Digital Academy was launched last year, and to date roughly 27,000 employees have participated in digital training, with almost 140,000 views on digital training content, according to the company.
One HR employee took some courses in data analytics and found a new job within the company helping to advance digital transformation.
“I was always passionate about advanced analytics and took courses where I augmented my digital skills and acquired new ones,” says Ashley McCown, senior data analyst in PepsiCo’s People Analytics division. “These new skills enabled me to take on a new role where I am able to leverage advanced analytics to solve HR problems.”
IDC analyst Craig Powers says increased automation inevitably leads to some job losses. But enterprises are sincerely trying to up-skill their employees to retain institutional knowledge necessary to realise the growth a digital transformation is designed to generate, he says.
“Is it possible to up-skill all employees in a large organisation to be digital experts? Not likely,” Powers says. “However, for the sake of success and efficiency in digital transformations, companies should be looking to educate and up-skill as many internal people as they can, because their knowledge of the organisation’s business processes is hard to replace.”
Enterprises like PepsiCo are also battling for new digital recruits even as they develop digital talent from within.
To that end, PepsiCo has launched two Digital Hubs — one in Dallas and one in Barcelona — to create more than 500 new data and digital jobs over the next three years. The hubs are designed to accelerate how PepsiCo “develops, centralises, and deploys critical digital capabilities” across its global operations, according to the company.
Blending analytics and AI
Since taking over, Kanioura has applied the expertise she developed as chief analytics and AI officer at Accenture to advance PepsiCo’s data infrastructure, a strategy that includes building out a data lake and AI capabilities with partners such as Microsoft and Databricks.
Analytics and AI are integral to Kanioura’s vision for PepsiCo’s future, one that centres on enhancing three key pillars: consumer experience, commercial excellence, and operational excellence.
“Every data set, every data KPI, or every data field is as important as the app,” she says. “Yes, the data is key. But the big unlock is MLops. The importance of using AI for data ops is critical. What we are trying to do is operationalise all our analytics and algorithmic libraries.”
PepsiCo will use a combination of customised Microsoft Azure and Databricks AI frameworks and machine learning models to redefine its operations even as it develops its own homegrown framework, “which is very specific to the needs of PepsiCo,” says Kanioura. “AI in this company is something that we absolutely debated down and it’s evident in many of our transformations across the globe.”
Gartner analyst Sid Nag says PepsiCo has adopted many of the technologies that are driving the next phase of enterprise digital transformation.
“The next frontier in IT services will be driven by the nexus of cloud, edge, 5G, AI, IoT, and data and analytics,” Nag says, adding that digital business initiatives built on these technologies can help enterprises interact more closely with their customers, thereby improving customer experience and engagement.

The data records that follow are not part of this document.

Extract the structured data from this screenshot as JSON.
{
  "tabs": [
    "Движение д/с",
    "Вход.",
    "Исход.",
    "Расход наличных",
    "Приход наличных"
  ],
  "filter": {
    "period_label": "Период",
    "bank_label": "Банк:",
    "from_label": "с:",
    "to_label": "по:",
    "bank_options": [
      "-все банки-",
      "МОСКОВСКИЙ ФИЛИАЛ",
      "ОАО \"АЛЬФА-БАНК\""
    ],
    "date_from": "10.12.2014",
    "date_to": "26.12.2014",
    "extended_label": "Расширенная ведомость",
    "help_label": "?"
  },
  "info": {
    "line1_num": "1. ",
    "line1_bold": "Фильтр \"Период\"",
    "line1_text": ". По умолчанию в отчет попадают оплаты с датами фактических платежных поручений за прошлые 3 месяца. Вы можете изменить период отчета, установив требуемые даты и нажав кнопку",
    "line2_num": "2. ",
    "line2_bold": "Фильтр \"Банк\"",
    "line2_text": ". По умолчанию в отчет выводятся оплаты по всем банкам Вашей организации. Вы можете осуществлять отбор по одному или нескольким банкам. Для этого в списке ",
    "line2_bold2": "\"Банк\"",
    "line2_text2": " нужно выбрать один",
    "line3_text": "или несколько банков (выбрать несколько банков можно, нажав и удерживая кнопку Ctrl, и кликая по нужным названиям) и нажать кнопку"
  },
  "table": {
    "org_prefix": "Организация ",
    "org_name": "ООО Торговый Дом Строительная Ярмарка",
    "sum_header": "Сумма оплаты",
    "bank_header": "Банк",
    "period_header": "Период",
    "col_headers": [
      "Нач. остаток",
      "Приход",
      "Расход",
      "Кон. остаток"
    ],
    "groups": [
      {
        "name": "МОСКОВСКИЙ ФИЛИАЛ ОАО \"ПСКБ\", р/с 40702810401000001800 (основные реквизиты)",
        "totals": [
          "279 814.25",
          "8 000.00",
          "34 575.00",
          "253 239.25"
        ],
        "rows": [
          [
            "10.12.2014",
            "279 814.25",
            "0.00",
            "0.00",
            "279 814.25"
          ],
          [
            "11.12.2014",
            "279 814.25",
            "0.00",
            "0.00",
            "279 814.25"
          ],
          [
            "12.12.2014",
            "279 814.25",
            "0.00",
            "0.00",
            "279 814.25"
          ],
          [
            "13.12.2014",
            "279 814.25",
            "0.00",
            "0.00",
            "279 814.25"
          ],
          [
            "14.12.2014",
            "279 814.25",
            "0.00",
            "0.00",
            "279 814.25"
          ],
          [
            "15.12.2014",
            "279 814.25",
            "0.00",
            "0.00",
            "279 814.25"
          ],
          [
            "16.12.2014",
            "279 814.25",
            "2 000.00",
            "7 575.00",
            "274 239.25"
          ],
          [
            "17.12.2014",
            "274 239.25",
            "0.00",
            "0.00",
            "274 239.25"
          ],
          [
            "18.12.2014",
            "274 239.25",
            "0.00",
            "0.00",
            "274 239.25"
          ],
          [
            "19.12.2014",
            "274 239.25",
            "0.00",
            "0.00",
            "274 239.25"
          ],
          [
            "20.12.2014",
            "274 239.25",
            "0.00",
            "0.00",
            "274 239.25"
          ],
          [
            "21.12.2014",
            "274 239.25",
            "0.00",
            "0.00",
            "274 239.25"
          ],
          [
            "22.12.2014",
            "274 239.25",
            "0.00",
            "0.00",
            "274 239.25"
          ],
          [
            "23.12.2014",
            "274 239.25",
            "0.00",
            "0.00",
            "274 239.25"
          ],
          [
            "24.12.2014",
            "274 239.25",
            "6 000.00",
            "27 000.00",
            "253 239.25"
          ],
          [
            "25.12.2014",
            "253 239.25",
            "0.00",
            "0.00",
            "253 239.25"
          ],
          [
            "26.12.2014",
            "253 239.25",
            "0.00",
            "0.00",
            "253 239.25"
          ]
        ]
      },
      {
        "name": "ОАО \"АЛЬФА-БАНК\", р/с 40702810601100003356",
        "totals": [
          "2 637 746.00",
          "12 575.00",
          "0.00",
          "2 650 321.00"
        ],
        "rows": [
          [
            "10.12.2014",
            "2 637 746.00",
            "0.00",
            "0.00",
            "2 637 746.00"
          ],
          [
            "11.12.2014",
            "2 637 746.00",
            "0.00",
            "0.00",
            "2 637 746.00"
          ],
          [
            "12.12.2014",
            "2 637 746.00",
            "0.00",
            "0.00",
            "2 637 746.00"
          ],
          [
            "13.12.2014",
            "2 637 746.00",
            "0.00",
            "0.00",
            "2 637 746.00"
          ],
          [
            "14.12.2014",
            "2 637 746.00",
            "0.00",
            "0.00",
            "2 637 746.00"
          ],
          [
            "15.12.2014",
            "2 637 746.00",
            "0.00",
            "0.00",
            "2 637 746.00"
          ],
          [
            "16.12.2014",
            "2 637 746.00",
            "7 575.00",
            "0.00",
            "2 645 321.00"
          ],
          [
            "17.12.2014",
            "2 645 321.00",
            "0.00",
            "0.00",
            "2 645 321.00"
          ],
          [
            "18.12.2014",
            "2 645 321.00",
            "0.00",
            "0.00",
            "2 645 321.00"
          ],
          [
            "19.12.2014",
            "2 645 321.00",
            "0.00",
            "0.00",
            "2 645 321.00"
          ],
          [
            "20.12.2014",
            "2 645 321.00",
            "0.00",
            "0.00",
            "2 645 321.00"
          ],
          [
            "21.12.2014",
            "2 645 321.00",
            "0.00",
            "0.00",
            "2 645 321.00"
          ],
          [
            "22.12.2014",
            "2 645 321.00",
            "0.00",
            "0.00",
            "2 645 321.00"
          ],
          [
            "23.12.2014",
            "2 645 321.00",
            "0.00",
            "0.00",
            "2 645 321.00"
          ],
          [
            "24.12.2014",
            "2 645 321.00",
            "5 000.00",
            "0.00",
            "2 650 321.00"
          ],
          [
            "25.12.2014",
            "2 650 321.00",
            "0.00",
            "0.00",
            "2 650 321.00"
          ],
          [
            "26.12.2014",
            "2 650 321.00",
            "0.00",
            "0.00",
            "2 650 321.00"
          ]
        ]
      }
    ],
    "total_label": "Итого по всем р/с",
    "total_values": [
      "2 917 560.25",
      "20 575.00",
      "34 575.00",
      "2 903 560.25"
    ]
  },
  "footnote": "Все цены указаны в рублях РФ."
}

“Digital touch points supported by cloud environments are the mechanism to connect the digital and physical worlds and are essential for the digital economy to execute on and accelerate digital business initiatives.”
Kanioura says PepsiCo’s success over the past two-plus years has laid the groundwork for an evolved, insight-driven enterprise. But for her, the most impactful achievement has been fostering employee trust across all layers of the organisation.
“I expected more resistance,” she says. “I didn’t get too much resistance and that’s the toughest thing — to grow with what we were proposing. If you’re going to bet parts of your business and part of your critical business to a transformation like this, you need to be convinced that it will not cannibalise or disturb your growth trajectory.”